* _What you need to do_:
Produce the same data once more, line for line.

Recorded data
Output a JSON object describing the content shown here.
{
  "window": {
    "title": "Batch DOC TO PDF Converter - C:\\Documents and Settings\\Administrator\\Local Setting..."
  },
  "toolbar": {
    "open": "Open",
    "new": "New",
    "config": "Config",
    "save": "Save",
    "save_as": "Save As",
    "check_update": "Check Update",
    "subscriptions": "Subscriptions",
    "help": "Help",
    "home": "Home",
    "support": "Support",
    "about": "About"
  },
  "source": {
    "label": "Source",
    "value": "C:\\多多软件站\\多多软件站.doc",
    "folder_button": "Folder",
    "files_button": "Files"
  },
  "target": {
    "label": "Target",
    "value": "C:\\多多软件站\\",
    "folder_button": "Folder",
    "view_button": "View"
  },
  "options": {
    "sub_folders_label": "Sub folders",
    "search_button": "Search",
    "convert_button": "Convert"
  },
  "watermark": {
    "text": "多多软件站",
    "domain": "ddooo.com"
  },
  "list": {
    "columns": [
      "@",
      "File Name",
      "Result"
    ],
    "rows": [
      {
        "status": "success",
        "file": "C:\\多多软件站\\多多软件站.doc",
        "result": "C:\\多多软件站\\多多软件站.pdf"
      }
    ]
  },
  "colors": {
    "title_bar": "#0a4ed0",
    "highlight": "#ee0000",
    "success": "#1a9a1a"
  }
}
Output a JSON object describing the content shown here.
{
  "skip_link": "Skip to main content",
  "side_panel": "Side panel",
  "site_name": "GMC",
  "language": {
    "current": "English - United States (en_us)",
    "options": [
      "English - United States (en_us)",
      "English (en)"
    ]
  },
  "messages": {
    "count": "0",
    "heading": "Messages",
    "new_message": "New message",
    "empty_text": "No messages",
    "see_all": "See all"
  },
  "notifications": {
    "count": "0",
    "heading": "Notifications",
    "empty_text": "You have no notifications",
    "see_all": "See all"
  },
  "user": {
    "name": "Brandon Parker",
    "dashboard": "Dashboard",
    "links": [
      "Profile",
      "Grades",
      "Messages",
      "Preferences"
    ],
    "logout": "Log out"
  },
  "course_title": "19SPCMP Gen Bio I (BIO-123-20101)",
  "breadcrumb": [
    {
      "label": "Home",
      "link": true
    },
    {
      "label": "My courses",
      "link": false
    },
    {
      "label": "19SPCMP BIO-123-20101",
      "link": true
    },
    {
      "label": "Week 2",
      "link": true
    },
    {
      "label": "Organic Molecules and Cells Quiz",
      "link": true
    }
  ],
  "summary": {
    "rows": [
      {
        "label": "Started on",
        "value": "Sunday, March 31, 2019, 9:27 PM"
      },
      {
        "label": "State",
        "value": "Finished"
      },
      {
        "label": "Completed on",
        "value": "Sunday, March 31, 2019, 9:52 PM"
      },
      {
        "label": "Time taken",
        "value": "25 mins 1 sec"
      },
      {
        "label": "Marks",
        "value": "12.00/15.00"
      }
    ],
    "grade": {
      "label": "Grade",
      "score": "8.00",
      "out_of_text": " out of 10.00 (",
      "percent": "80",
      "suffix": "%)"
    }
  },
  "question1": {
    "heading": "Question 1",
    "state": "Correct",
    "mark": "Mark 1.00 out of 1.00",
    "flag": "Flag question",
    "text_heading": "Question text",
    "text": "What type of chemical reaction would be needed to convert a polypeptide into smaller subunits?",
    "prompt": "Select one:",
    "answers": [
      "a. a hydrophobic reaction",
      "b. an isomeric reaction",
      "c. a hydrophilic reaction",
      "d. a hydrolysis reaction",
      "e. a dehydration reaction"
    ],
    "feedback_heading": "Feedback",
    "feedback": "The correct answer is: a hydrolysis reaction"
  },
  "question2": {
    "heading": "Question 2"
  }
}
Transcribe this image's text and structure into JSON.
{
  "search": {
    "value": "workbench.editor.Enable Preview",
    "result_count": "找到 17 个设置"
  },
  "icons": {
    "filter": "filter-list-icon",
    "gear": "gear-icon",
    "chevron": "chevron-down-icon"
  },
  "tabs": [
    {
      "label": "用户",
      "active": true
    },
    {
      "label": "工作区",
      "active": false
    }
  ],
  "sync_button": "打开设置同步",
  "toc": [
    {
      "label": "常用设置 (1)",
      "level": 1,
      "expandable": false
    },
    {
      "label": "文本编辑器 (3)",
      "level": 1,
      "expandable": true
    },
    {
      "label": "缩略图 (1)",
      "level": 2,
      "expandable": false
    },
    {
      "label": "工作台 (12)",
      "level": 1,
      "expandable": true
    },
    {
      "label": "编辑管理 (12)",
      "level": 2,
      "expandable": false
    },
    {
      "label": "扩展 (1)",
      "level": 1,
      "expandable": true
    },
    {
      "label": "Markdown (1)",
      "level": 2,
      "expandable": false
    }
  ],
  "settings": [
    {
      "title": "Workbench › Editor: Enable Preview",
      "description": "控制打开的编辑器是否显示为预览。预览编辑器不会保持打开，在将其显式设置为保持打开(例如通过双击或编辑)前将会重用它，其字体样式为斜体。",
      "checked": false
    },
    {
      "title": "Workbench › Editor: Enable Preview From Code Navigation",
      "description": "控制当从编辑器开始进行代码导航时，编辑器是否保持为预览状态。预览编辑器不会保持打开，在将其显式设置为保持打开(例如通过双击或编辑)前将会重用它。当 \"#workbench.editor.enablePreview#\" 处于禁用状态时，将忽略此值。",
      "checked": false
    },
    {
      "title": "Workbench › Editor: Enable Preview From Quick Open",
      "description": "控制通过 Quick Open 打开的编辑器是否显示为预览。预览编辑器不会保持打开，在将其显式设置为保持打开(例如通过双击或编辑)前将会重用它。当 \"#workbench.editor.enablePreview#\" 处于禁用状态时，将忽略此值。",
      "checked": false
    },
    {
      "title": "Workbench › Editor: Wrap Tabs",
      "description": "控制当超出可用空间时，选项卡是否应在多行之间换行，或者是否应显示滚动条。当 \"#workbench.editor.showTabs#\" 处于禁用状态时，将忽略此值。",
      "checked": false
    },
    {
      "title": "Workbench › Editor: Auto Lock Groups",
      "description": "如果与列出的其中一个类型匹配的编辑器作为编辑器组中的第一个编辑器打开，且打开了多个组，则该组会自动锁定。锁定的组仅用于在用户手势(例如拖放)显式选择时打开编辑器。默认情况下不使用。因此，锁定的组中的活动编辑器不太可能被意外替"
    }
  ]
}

* _Solution to the problem_:
Output a JSON object describing the content shown here.
{
  "window": {
    "title": "Batch DOC TO PDF Converter - C:\\Documents and Settings\\Administrator\\Local Setting..."
  },
  "toolbar": {
    "open": "Open",
    "new": "New",
    "config": "Config",
    "save": "Save",
    "save_as": "Save As",
    "check_update": "Check Update",
    "subscriptions": "Subscriptions",
    "help": "Help",
    "home": "Home",
    "support": "Support",
    "about": "About"
  },
  "source": {
    "label": "Source",
    "value": "C:\\多多软件站\\多多软件站.doc",
    "folder_button": "Folder",
    "files_button": "Files"
  },
  "target": {
    "label": "Target",
    "value": "C:\\多多软件站\\",
    "folder_button": "Folder",
    "view_button": "View"
  },
  "options": {
    "sub_folders_label": "Sub folders",
    "search_button": "Search",
    "convert_button": "Convert"
  },
  "watermark": {
    "text": "多多软件站",
    "domain": "ddooo.com"
  },
  "list": {
    "columns": [
      "@",
      "File Name",
      "Result"
    ],
    "rows": [
      {
        "status": "success",
        "file": "C:\\多多软件站\\多多软件站.doc",
        "result": "C:\\多多软件站\\多多软件站.pdf"
      }
    ]
  },
  "colors": {
    "title_bar": "#0a4ed0",
    "highlight": "#ee0000",
    "success": "#1a9a1a"
  }
}
Output a JSON object describing the content shown here.
{
  "skip_link": "Skip to main content",
  "side_panel": "Side panel",
  "site_name": "GMC",
  "language": {
    "current": "English - United States (en_us)",
    "options": [
      "English - United States (en_us)",
      "English (en)"
    ]
  },
  "messages": {
    "count": "0",
    "heading": "Messages",
    "new_message": "New message",
    "empty_text": "No messages",
    "see_all": "See all"
  },
  "notifications": {
    "count": "0",
    "heading": "Notifications",
    "empty_text": "You have no notifications",
    "see_all": "See all"
  },
  "user": {
    "name": "Brandon Parker",
    "dashboard": "Dashboard",
    "links": [
      "Profile",
      "Grades",
      "Messages",
      "Preferences"
    ],
    "logout": "Log out"
  },
  "course_title": "19SPCMP Gen Bio I (BIO-123-20101)",
  "breadcrumb": [
    {
      "label": "Home",
      "link": true
    },
    {
      "label": "My courses",
      "link": false
    },
    {
      "label": "19SPCMP BIO-123-20101",
      "link": true
    },
    {
      "label": "Week 2",
      "link": true
    },
    {
      "label": "Organic Molecules and Cells Quiz",
      "link": true
    }
  ],
  "summary": {
    "rows": [
      {
        "label": "Started on",
        "value": "Sunday, March 31, 2019, 9:27 PM"
      },
      {
        "label": "State",
        "value": "Finished"
      },
      {
        "label": "Completed on",
        "value": "Sunday, March 31, 2019, 9:52 PM"
      },
      {
        "label": "Time taken",
        "value": "25 mins 1 sec"
      },
      {
        "label": "Marks",
        "value": "12.00/15.00"
      }
    ],
    "grade": {
      "label": "Grade",
      "score": "8.00",
      "out_of_text": " out of 10.00 (",
      "percent": "80",
      "suffix": "%)"
    }
  },
  "question1": {
    "heading": "Question 1",
    "state": "Correct",
    "mark": "Mark 1.00 out of 1.00",
    "flag": "Flag question",
    "text_heading": "Question text",
    "text": "What type of chemical reaction would be needed to convert a polypeptide into smaller subunits?",
    "prompt": "Select one:",
    "answers": [
      "a. a hydrophobic reaction",
      "b. an isomeric reaction",
      "c. a hydrophilic reaction",
      "d. a hydrolysis reaction",
      "e. a dehydration reaction"
    ],
    "feedback_heading": "Feedback",
    "feedback": "The correct answer is: a hydrolysis reaction"
  },
  "question2": {
    "heading": "Question 2"
  }
}
Transcribe this image's text and structure into JSON.
{
  "search": {
    "value": "workbench.editor.Enable Preview",
    "result_count": "找到 17 个设置"
  },
  "icons": {
    "filter": "filter-list-icon",
    "gear": "gear-icon",
    "chevron": "chevron-down-icon"
  },
  "tabs": [
    {
      "label": "用户",
      "active": true
    },
    {
      "label": "工作区",
      "active": false
    }
  ],
  "sync_button": "打开设置同步",
  "toc": [
    {
      "label": "常用设置 (1)",
      "level": 1,
      "expandable": false
    },
    {
      "label": "文本编辑器 (3)",
      "level": 1,
      "expandable": true
    },
    {
      "label": "缩略图 (1)",
      "level": 2,
      "expandable": false
    },
    {
      "label": "工作台 (12)",
      "level": 1,
      "expandable": true
    },
    {
      "label": "编辑管理 (12)",
      "level": 2,
      "expandable": false
    },
    {
      "label": "扩展 (1)",
      "level": 1,
      "expandable": true
    },
    {
      "label": "Markdown (1)",
      "level": 2,
      "expandable": false
    }
  ],
  "settings": [
    {
      "title": "Workbench › Editor: Enable Preview",
      "description": "控制打开的编辑器是否显示为预览。预览编辑器不会保持打开，在将其显式设置为保持打开(例如通过双击或编辑)前将会重用它，其字体样式为斜体。",
      "checked": false
    },
    {
      "title": "Workbench › Editor: Enable Preview From Code Navigation",
      "description": "控制当从编辑器开始进行代码导航时，编辑器是否保持为预览状态。预览编辑器不会保持打开，在将其显式设置为保持打开(例如通过双击或编辑)前将会重用它。当 \"#workbench.editor.enablePreview#\" 处于禁用状态时，将忽略此值。",
      "checked": false
    },
    {
      "title": "Workbench › Editor: Enable Preview From Quick Open",
      "description": "控制通过 Quick Open 打开的编辑器是否显示为预览。预览编辑器不会保持打开，在将其显式设置为保持打开(例如通过双击或编辑)前将会重用它。当 \"#workbench.editor.enablePreview#\" 处于禁用状态时，将忽略此值。",
      "checked": false
    },
    {
      "title": "Workbench › Editor: Wrap Tabs",
      "description": "控制当超出可用空间时，选项卡是否应在多行之间换行，或者是否应显示滚动条。当 \"#workbench.editor.showTabs#\" 处于禁用状态时，将忽略此值。",
      "checked": false
    },
    {
      "title": "Workbench › Editor: Auto Lock Groups",
      "description": "如果与列出的其中一个类型匹配的编辑器作为编辑器组中的第一个编辑器打开，且打开了多个组，则该组会自动锁定。锁定的组仅用于在用户手势(例如拖放)显式选择时打开编辑器。默认情况下不使用。因此，锁定的组中的活动编辑器不太可能被意外替"
    }
  ]
}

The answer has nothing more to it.